The government has taken a few steps to address the problems. In addition to the labor law, Kim Young Sam plans an advisory committee on financial reform. But with a presidential election in December, prospects for big changes this year are slim. Economists fear political concerns will have the government reverting to old tricks, intervening in the stock market and knocking down interest rates. These moves would stoke inflation, projected at 4.8% this year. "Political considerations will make things worse. Then we'll need a bigger adjustment in the future," says Kang Ho Sang, professor of international business at Sogang University in Seoul.

MORE KICKBACKS. Only full financial deregulation will root out red tape and cronyism and instill a new competitive attitude. Here again, the political challenge is daunting. Korea's Finance Ministry is a powerful institution staffed by career employees loath to surrender their power to market forces. "We need drastic reform, but lower-level officials want to monopolize the process," says Finance Minister Han. Few Korean bureaucrats have the expertise to monitor sophisticated financial markets. A survey by Korea's leading newspaper found that 80% of 119 foreign executives cited bureaucrats as the biggest barrier to doing business in Korea. "As long as the red tape remains, corruption will persist," says the manager of a small venture-capital firm. "The kickbacks that some bureaucrats demand have only gone up."


Korea's growth will grind inexorably lower unless the formula is fundamentally changed.
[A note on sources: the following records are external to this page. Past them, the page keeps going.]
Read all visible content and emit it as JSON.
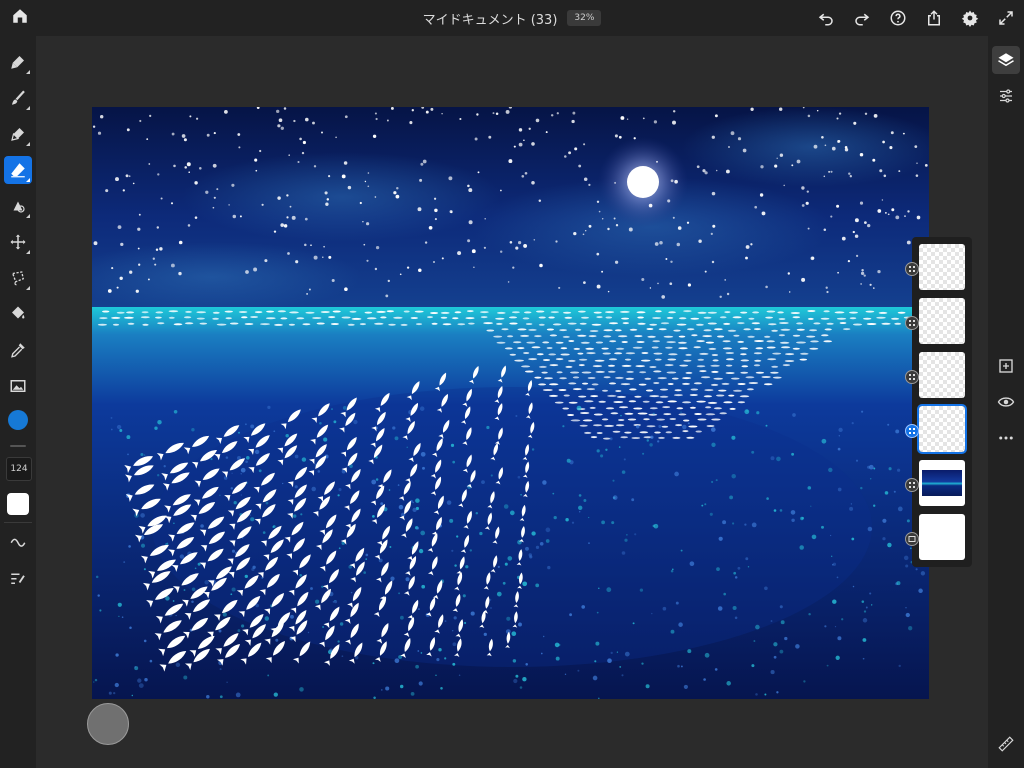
{
  "header": {
    "title": "マイドキュメント (33)",
    "zoom": "32%"
  },
  "icons": {
    "home": "home-icon",
    "undo": "undo-icon",
    "redo": "redo-icon",
    "help": "help-icon",
    "share": "share-icon",
    "settings": "gear-icon",
    "fullscreen": "expand-icon"
  },
  "toolbar": {
    "brush_size": "124",
    "active_tool": "eraser",
    "current_color": "#1679d6"
  },
  "layers": {
    "count": 6,
    "selected_index": 3
  }
}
President Kim, and whoever succeeds him, will have to form a national consensus if Koreans are to go forward together. "We are ready to buckle down and work harder, but management must also face reality," says Kim Doo Ran, an electrical-parts worker in the port city of Inchon. The strikers have shown that authoritarian moves are the wrong way to overhaul the economic system. Now, all Korea must accept the opportunities and challenges of free markets and free politics.